"The moment I stepped through the doors of On With Life, I recognized the essential role families play in the rehab process," said Julie. "That's what shaped my view of what's truly a person-centered approach."

It's also where she met Eileen Doyle, who had suffered an aneurysm at the age of 23. Her parents were told she wouldn't live, and she was given her last rites. Eileen, who had worked as an assistant manager at Richmond Gordman, had received rehabilitation at a couple different facilities in the Midwest and in 1991, became the fifth person ever served in On With Life's inpatient rehabilitation program. 

"On With Life definitely changed my life for the better," said Eileen. "My physical therapist was the one who made me get up and walk. I still remember her 26 years later." 

Eileen, who was living at a large geriatric nursing home at the time, was the first person served after Julie created On With Life's Supported Community Living program in 1998. Julie has always kept Eileen close to her heart, and that's why again she was the first person Julie called when On With Life planned to open the Apartments of Owl Creek in 2005. Eileen purposefully chose the apartment next to the Commons Room at the Apartments of Owl Creek, and appropriately so, as Julie calls her the social chair of the community. She's thriving there, exercising weekly and attending community events. Eileen also makes it a point to call Julie often to check in and each year on her birthday sings to her over the phone.

"I love Julie dearly; she's like a big sister to me," said Eileen. "She's so caring, and she really watches out for me. I think we have a really special relationship."

Julie knows how important Eileen is to On With Life; in fact, she has Eileen's permission to tell her story at every single new hire orientation.
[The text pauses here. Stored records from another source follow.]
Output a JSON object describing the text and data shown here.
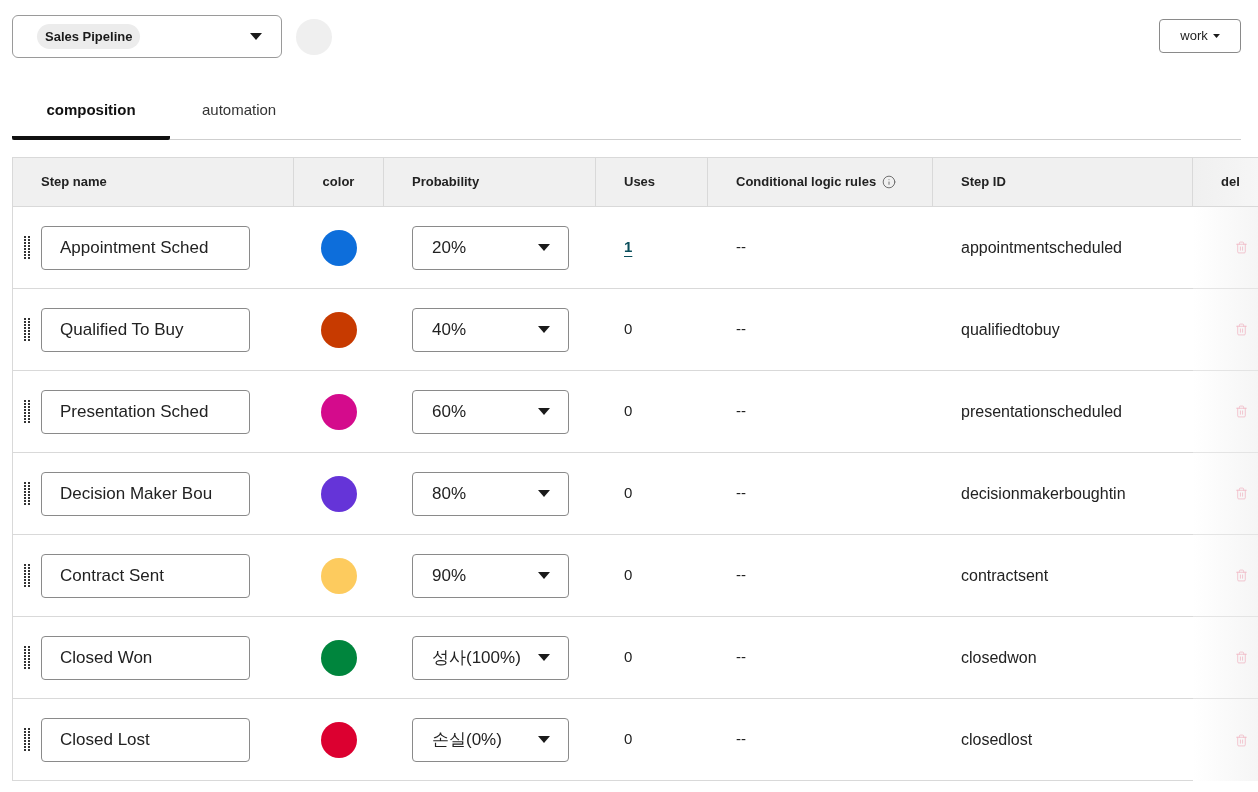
{
  "pipeline_select": {
    "value": "Sales Pipeline"
  },
  "workspace_button": {
    "label": "work"
  },
  "tabs": [
    {
      "label": "composition",
      "selected": true
    },
    {
      "label": "automation",
      "selected": false
    }
  ],
  "table": {
    "columns": [
      {
        "label": "Step name",
        "info": false
      },
      {
        "label": "color",
        "info": false
      },
      {
        "label": "Probability",
        "info": false
      },
      {
        "label": "Uses",
        "info": false
      },
      {
        "label": "Conditional logic rules",
        "info": true
      },
      {
        "label": "Step ID",
        "info": false
      },
      {
        "label": "del",
        "info": false
      }
    ],
    "rows": [
      {
        "step_name": "Appointment Sched",
        "color": "#0d6edb",
        "probability": "20%",
        "uses": "1",
        "uses_linked": true,
        "conditional_logic_rules": "--",
        "step_id": "appointmentscheduled"
      },
      {
        "step_name": "Qualified To Buy",
        "color": "#c73a00",
        "probability": "40%",
        "uses": "0",
        "uses_linked": false,
        "conditional_logic_rules": "--",
        "step_id": "qualifiedtobuy"
      },
      {
        "step_name": "Presentation Sched",
        "color": "#d40b8c",
        "probability": "60%",
        "uses": "0",
        "uses_linked": false,
        "conditional_logic_rules": "--",
        "step_id": "presentationscheduled"
      },
      {
        "step_name": "Decision Maker Bou",
        "color": "#6534d8",
        "probability": "80%",
        "uses": "0",
        "uses_linked": false,
        "conditional_logic_rules": "--",
        "step_id": "decisionmakerboughtin"
      },
      {
        "step_name": "Contract Sent",
        "color": "#fdcb5e",
        "probability": "90%",
        "uses": "0",
        "uses_linked": false,
        "conditional_logic_rules": "--",
        "step_id": "contractsent"
      },
      {
        "step_name": "Closed Won",
        "color": "#00853d",
        "probability": "성사(100%)",
        "uses": "0",
        "uses_linked": false,
        "conditional_logic_rules": "--",
        "step_id": "closedwon"
      },
      {
        "step_name": "Closed Lost",
        "color": "#dc0030",
        "probability": "손실(0%)",
        "uses": "0",
        "uses_linked": false,
        "conditional_logic_rules": "--",
        "step_id": "closedlost"
      }
    ]
  }
}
Over their 23- year friendship, Julie and Eileen have remained close and continued to break barriers in their own ways.

As Julie plans to step down after 45 years in rehabilitation, 23 of those years at On With Life, the rehabilitation community will lose one of its finest champions and biggest advocates. Julie's accolades are many - including the Lou Ortale National Job Placement Association Lecture award and the Brain Injury Alliance of Iowa's JoAnn Kramer Founder award. Her involvement in the brain injury community at a local, state and national level is impressive - serving on boards for the Brain Injury Association of America, the Governor's Advisory Council on Brain Injury and the Iowa Brain Injury Association. 

Julie has been at the helm as On With Life expanded its programs and grew its facilities to meet the needs of the brain injury community, putting On With Life on the map with other prestigious rehabilitation facilities. But one thing never wavered - her dedication to making the persons served and their families a priority. She knows that same passion will fuel On With Life forward, as the organization continues to change the landscape of rehabilitation.

"On With Life's deep and wide-ranging expertise will continue to be recognized on a larger and larger scale to fulfill the dreams of the persons served and families who come to us to get 'On With Life,'" said Julie. "Over the past 26 years, we've served more than 3,500 individuals from 25 states and 15 countries, and the reputation of our expertise will allow us to serve even more around the globe."

Julie's legacy will continue on through the lives of those she's impacted - the thousands of families and survivors, like Eileen. And Eileen has Julie's cell phone number to continue her tradition of calling to wish her a happy birthday.